What Is a Slot?

A slot is a small opening or pocket, especially one for receiving something, such as a coin or a letter. It is also a position or assignment in a group, series, or sequence. A slot can also be a narrow notch in the wing of an airplane, used to guide the flow of air over it. It can also be a sports term for the unmarked area in front of an opposing team’s goal on an ice hockey rink, which affords a vantage point for attacking players.

The probability that a particular symbol will land on a payline is determined by the microprocessor inside a slot machine. This means that even though a specific symbol might appear close to a winning combination on the reels, it has a lower probability than other symbols in the same spin. This is a result of the microprocessor’s ability to assign different probabilities to each of the symbols on each reel, and it is the reason why it can be so difficult to predict what will happen when you play slots.

When playing slots, bankroll management is non-negotiable. It is vital to set a limit on your losses and wins, as this will help you stay in control of your gambling habits. Moreover, it will prevent you from getting sucked into endless spinning to chase your losses or grab more wins. In addition, it is important to pick a game with a high RTP (return-to-player percentage) that will give you the best chances of winning.

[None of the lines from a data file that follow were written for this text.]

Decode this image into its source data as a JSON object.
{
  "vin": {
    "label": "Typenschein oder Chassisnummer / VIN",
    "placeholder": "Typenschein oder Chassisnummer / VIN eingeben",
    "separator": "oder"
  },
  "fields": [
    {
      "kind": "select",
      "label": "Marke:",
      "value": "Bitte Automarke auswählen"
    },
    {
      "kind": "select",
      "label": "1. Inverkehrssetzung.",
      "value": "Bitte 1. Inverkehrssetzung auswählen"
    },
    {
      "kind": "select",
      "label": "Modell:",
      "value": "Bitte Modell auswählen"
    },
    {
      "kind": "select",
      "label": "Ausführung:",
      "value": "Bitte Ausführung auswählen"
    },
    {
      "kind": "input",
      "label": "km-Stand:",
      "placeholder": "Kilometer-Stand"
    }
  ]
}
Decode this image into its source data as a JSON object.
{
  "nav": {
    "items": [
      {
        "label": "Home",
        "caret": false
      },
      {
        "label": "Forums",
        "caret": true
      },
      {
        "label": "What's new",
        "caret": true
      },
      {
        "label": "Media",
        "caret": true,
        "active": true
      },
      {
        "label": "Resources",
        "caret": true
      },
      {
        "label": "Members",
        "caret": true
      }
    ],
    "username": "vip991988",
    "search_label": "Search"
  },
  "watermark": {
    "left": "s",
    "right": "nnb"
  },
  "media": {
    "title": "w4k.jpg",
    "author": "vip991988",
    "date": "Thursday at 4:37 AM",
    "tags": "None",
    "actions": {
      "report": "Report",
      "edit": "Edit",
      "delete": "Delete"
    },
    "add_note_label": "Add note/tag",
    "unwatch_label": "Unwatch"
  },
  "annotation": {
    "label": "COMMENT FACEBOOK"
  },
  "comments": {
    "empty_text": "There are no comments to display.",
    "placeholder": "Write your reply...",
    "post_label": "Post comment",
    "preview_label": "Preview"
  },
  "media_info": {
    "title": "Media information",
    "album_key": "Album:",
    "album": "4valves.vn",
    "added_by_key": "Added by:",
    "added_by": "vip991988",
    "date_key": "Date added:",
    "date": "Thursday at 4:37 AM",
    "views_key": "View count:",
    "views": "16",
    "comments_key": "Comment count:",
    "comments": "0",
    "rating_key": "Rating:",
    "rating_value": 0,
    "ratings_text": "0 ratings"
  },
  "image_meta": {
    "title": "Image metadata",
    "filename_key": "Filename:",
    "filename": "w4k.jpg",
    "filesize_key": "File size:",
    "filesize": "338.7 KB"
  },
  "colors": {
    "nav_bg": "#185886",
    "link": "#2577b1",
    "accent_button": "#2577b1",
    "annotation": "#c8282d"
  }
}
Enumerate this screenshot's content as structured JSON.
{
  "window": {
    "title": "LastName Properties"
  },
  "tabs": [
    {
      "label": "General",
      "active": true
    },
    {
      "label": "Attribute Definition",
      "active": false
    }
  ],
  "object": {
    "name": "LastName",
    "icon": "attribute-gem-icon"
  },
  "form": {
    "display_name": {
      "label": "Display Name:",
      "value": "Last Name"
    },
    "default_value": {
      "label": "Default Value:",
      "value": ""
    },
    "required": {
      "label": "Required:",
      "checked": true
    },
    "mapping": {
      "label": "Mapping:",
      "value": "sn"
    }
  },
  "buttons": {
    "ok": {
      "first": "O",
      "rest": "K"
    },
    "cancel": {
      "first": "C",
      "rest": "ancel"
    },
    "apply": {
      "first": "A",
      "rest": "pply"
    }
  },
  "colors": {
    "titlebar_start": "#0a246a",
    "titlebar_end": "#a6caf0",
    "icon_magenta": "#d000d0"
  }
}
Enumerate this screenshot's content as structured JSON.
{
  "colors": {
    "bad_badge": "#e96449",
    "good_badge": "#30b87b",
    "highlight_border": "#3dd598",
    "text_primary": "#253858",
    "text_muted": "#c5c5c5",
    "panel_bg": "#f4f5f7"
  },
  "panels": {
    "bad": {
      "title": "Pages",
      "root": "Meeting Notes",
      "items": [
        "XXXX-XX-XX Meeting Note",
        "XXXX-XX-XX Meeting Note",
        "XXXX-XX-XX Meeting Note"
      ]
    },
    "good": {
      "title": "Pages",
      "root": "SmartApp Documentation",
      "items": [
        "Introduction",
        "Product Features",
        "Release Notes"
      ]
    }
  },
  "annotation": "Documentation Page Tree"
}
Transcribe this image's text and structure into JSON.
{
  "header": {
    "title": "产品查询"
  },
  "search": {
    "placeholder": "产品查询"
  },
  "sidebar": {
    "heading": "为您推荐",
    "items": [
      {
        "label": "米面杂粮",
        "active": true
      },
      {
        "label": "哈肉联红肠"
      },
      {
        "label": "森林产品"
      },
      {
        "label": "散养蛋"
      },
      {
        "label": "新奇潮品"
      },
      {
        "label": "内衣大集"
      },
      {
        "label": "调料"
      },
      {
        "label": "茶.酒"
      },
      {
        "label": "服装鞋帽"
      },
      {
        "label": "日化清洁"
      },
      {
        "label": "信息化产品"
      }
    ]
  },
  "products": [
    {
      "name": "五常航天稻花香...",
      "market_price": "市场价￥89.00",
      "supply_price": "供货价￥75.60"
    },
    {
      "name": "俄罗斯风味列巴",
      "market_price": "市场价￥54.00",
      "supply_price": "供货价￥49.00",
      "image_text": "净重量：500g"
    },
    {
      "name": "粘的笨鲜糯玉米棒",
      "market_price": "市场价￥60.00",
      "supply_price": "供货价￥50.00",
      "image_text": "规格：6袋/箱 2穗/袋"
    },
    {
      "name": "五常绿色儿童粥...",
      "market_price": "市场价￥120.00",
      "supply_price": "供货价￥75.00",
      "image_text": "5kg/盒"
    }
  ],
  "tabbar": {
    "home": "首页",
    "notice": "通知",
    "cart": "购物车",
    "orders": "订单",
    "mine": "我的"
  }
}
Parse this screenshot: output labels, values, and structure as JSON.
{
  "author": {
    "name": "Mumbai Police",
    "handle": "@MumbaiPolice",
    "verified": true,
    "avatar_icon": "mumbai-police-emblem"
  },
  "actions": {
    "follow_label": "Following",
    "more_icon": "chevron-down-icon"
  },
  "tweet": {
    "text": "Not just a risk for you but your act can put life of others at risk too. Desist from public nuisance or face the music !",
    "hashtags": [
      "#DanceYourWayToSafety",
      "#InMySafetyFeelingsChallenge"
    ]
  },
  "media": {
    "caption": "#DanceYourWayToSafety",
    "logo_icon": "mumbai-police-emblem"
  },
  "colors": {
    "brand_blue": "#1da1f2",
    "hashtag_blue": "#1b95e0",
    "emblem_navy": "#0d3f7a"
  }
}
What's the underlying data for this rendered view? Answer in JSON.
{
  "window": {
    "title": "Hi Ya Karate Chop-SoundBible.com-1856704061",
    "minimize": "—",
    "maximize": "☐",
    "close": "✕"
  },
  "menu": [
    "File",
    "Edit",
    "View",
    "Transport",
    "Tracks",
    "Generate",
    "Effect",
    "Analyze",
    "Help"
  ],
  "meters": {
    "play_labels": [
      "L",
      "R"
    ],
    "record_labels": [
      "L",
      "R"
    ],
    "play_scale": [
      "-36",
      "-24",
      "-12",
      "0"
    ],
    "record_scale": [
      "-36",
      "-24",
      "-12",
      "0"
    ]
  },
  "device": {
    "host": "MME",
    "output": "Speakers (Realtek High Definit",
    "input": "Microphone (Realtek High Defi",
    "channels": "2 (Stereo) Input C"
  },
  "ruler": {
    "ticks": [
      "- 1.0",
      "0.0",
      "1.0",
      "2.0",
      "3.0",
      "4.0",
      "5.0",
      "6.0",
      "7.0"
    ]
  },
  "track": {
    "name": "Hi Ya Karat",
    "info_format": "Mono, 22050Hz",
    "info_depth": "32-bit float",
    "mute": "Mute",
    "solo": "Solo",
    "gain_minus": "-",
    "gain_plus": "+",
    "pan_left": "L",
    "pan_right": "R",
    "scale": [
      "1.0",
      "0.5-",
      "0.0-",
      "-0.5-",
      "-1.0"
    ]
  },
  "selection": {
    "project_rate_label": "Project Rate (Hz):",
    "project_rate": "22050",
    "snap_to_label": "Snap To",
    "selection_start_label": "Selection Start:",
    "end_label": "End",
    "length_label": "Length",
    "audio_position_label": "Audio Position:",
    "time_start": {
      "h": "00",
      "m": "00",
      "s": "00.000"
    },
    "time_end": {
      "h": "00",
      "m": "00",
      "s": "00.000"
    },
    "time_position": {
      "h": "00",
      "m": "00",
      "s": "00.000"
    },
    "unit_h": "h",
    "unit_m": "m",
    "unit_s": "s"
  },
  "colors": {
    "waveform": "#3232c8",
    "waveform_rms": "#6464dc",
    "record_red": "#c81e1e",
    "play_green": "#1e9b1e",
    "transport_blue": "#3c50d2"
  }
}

Before you start playing a penny slot, consider the following factors:

Make sure that you choose a game with a theme that will appeal to you and that has the right level of volatility. If the game is highly volatile, you’ll win less often, but the wins that do occur tend to be sizable. In contrast, a low-volatility game will award smaller wins more frequently and will have a higher average payout.

There are many types of slots, and each has its own pay table that explains how much you can win based on the combinations of symbols you hit on your reels. Some slots allow you to choose which paylines you want to wager on, while others have fixed paylines that cannot be changed. Some slots also have special symbols that trigger different bonus features and games, so be sure to read the pay table carefully before you play.